«God doesn't play dice with the World» ~ Albert Einstein
The_Bishop is online.
The_Bishop wrote:
I've finally found an excellent Ancient Chess on-line option on a very well known Chess site, which I don't tell... And:

I find this 1500 years old game amazing and deeply strategic, and also much more some-how-tactical than what I expected.
I had the plesure to play a few excellent players already, including a guy spending lot of minutes in the openings, studying the position in deep, untill he got some material advantage, and then finally destroying me on the last few seconds of his clock.
I'm doing well really, especially when playing against 'Chaturanga pioneers looking for some Chess variant adventures', a bunch of games are easy to win; but then there are a few playing very well (and also very quickly). Knowing some openings helped me as my first 10-12 moves are usually fast and I already know what to do.

It's always Chess, just the 'older version'' and the 'newer'. both are great games, and they are similar in many things.
The majority of pieces has the same movements, only Queen and Bishops has changed, originally being much weaker pieces.
However it's also quite a different game as pieces -- as a whole -- definetly 'dance' making different moves and steps compared to modern orthodox Chess.

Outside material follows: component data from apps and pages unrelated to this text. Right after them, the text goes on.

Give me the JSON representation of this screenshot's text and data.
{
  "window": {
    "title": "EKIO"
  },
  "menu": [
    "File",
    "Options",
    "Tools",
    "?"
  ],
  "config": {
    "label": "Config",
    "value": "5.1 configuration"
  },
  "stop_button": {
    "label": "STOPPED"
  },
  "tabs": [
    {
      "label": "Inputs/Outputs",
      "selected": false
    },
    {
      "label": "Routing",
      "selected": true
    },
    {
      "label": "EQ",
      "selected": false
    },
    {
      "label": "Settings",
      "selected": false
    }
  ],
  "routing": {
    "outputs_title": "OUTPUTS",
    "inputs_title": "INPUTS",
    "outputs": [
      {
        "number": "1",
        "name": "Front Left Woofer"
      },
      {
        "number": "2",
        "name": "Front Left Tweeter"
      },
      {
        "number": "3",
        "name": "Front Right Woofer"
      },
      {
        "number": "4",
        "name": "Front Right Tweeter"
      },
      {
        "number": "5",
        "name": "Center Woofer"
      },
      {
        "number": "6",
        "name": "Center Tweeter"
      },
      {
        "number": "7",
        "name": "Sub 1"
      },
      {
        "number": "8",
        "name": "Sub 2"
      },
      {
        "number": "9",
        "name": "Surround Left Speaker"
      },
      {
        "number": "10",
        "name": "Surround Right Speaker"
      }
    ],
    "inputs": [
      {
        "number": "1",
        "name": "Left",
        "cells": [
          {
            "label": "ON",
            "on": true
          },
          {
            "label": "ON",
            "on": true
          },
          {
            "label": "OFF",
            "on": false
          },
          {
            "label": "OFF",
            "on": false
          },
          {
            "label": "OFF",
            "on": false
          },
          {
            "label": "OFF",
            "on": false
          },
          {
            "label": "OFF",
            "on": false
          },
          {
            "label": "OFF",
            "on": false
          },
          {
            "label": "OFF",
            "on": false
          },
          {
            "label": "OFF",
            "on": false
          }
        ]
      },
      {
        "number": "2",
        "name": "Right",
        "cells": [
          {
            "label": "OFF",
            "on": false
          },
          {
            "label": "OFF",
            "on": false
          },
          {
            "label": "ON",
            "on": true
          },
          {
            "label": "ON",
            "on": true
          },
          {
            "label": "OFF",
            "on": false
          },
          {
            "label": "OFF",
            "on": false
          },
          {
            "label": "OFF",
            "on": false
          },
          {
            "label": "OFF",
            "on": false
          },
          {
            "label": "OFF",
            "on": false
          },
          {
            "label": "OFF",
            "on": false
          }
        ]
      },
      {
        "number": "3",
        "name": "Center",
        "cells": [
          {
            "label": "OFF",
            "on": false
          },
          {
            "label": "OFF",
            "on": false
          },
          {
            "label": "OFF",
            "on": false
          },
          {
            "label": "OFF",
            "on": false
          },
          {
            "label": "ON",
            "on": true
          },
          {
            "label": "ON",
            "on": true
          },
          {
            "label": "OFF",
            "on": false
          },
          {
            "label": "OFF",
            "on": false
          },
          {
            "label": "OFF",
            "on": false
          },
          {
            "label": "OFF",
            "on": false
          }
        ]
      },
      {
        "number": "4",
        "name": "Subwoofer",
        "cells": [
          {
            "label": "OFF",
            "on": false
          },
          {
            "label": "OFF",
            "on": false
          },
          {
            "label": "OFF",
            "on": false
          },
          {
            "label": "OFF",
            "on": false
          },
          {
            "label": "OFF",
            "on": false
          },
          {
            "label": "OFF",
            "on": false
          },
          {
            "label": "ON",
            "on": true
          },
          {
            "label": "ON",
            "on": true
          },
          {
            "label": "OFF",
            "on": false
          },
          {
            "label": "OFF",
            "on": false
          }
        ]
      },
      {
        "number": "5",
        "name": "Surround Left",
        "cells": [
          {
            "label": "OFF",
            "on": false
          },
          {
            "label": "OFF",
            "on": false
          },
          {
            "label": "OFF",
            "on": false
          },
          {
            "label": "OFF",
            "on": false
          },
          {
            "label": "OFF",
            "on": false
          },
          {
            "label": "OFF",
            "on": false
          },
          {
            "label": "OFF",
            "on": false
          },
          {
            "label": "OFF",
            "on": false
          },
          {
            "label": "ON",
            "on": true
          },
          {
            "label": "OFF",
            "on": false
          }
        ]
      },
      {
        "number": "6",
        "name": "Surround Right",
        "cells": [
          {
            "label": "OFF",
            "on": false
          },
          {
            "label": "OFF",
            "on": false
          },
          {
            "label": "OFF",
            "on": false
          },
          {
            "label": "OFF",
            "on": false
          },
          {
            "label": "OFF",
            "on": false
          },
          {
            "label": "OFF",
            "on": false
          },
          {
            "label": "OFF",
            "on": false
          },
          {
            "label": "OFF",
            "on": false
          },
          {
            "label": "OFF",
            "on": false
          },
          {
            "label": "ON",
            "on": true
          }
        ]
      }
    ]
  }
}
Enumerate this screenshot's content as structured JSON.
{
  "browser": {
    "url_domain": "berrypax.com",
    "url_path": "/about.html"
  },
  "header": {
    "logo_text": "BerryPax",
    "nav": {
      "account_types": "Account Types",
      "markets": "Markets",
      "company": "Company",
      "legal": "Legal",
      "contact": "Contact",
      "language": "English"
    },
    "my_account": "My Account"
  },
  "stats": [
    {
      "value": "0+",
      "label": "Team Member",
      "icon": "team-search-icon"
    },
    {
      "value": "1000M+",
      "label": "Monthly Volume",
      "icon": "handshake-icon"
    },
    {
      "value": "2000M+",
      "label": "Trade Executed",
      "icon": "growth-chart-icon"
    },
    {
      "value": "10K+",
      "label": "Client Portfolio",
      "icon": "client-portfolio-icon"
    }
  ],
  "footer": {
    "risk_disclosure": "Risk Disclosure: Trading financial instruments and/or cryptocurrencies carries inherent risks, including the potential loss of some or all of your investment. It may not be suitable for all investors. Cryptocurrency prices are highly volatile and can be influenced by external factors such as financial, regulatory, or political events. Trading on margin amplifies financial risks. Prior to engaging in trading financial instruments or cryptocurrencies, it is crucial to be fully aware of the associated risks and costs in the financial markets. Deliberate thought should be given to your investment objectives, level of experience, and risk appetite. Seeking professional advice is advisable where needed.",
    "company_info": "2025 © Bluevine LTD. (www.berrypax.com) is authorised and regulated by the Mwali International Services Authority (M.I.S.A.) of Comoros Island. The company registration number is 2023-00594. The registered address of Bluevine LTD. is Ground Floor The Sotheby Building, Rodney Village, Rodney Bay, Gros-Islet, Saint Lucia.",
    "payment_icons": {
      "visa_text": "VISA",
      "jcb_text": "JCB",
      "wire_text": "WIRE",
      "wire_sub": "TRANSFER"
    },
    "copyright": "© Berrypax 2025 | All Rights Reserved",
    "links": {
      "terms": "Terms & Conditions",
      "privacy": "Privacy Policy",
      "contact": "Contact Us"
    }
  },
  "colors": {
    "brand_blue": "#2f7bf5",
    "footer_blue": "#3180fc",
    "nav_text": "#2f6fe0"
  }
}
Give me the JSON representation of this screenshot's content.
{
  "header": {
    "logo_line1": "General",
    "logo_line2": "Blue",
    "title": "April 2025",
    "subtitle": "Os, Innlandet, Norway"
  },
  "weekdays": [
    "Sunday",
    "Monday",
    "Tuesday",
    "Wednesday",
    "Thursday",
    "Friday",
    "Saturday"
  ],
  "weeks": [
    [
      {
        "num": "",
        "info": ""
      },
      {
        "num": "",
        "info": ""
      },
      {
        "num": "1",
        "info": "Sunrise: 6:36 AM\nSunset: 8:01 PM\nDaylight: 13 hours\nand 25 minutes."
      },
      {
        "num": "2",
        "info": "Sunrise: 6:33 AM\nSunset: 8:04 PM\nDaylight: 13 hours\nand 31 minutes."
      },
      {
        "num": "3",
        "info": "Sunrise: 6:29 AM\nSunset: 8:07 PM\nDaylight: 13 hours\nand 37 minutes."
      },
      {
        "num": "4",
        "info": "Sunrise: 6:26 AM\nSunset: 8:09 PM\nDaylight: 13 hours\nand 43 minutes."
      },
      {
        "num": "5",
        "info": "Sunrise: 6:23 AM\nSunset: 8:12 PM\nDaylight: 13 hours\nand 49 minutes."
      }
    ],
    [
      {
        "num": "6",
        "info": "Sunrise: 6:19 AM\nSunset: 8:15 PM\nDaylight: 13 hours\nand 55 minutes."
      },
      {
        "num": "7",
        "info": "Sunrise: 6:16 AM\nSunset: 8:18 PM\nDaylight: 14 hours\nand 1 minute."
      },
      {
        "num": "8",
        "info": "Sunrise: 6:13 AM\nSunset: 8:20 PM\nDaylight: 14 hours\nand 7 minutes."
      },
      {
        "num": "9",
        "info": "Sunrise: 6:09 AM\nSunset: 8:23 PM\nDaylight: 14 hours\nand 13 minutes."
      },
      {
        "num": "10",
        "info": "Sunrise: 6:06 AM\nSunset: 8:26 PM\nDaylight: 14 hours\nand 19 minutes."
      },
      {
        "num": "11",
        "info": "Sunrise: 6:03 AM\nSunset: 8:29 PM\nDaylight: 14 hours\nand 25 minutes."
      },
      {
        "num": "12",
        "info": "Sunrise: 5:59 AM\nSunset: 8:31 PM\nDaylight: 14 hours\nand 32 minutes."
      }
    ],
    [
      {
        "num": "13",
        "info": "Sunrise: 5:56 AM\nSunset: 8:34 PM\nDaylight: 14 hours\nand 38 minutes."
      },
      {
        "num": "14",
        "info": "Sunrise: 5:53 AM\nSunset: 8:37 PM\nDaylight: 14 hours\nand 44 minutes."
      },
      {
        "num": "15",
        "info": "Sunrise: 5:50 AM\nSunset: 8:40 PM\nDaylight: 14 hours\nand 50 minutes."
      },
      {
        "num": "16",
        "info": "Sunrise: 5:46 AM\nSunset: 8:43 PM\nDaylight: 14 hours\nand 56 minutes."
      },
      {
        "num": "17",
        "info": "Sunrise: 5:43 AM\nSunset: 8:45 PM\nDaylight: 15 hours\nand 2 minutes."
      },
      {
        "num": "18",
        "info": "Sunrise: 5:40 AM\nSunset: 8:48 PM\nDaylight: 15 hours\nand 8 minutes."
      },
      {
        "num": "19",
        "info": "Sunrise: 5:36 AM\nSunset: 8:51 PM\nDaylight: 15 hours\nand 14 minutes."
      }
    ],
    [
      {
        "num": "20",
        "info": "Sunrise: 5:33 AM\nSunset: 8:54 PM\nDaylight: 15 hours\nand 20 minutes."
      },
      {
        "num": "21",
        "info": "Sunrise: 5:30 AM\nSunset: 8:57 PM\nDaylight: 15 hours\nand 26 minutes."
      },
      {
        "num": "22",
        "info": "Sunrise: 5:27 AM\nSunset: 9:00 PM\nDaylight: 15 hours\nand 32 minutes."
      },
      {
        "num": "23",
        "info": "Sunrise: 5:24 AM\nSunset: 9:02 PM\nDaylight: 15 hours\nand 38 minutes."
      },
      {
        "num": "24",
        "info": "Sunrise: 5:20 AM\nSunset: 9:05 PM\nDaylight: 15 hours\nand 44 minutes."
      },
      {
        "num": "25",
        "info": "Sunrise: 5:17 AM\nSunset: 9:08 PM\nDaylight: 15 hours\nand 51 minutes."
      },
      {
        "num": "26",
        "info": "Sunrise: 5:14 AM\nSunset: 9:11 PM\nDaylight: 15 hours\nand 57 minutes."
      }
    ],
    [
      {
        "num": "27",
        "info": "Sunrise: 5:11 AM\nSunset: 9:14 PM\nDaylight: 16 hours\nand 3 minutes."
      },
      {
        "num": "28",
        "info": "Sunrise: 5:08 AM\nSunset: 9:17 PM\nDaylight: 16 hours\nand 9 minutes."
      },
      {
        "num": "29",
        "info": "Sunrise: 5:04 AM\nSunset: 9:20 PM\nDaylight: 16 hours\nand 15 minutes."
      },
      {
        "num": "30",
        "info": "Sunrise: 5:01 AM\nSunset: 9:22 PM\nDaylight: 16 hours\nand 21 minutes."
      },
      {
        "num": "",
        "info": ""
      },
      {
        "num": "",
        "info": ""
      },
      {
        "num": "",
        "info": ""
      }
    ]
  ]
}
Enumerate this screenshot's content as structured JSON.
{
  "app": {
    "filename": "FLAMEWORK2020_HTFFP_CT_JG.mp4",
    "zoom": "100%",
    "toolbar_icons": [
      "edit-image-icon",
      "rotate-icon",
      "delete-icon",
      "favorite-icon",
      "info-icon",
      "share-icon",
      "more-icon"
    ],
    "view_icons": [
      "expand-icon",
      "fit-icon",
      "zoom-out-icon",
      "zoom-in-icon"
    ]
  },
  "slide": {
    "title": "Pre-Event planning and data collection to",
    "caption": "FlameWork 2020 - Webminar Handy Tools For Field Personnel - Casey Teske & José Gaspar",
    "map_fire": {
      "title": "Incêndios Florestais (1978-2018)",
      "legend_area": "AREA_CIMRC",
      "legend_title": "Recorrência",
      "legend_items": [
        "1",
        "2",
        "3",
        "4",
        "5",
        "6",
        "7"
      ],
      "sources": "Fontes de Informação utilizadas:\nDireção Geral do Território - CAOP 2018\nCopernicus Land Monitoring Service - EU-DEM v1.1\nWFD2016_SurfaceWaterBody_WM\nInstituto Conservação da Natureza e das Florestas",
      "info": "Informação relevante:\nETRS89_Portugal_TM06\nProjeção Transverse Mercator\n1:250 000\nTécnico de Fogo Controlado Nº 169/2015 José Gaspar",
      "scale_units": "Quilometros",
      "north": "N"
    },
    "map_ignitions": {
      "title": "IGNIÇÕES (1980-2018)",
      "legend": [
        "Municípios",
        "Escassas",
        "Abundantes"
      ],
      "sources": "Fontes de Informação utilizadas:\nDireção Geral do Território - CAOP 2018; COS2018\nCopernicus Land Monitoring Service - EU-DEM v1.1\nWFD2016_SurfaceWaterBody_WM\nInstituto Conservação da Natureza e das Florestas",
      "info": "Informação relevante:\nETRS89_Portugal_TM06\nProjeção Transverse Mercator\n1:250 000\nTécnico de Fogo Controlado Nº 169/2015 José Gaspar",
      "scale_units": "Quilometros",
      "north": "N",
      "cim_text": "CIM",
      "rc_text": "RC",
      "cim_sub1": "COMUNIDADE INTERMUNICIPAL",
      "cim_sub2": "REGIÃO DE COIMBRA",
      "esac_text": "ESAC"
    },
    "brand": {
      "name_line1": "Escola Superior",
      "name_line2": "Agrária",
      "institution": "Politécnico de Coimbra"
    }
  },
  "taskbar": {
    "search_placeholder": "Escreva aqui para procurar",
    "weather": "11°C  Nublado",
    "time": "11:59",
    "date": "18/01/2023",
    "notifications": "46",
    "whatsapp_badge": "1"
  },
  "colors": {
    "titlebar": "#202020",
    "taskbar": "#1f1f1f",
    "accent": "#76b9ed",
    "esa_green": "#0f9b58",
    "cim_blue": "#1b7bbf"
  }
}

The board also is the same 8x8 grid, while the strategic squares on the board are totally different...

I'm just amazed ! :)
«God doesn't play dice with the World» ~ Albert Einstein
The_Bishop is online.
Blagoje_Jovovic wrote:
A very interesting topic, to be honest, a headache from classic chess and all the theories in it is enough for me. I have one match every week, I use the time in between to prepare for the opponent and to play risk and relax my brain.
Soon when I'm fresher I'll definitely try this mode.
“Vital lives are about action. You can't feel warmth unless you create it, can't feel delight until you play, can't know serendipity unless you risk.”
Blagoje_Jovovic is online.
The_Bishop wrote:
I have been playing this game intensively for a couple weeks and yes that's so cool, though it is not as complex as modern Chess. Less tactical and more positional, this is nice; but I think that two excellent players would likely draw pretty often. However the way the pieces moves is, at same time, funny and elegant, and there's some strategical details, especially concerning the weaker pieces, which make the game great as a whole. There's the bad and the good in both versions of Chess, the modern (so-called orthodox) and the ancient: Shatranj or Chaturanga (both names are correct, Arabic and Indian).

Sometimes I also play MakRuk (Thai chess) or XiangQi (Chinese chess) and they too are very interesting games which clearly derive from the same ancient game. So if one version of Chess has to be called 'orthodox' that one would be the oldest, in my opinion, from which all the other versions derive.
«God doesn't play dice with the World» ~ Albert Einstein
The_Bishop is online.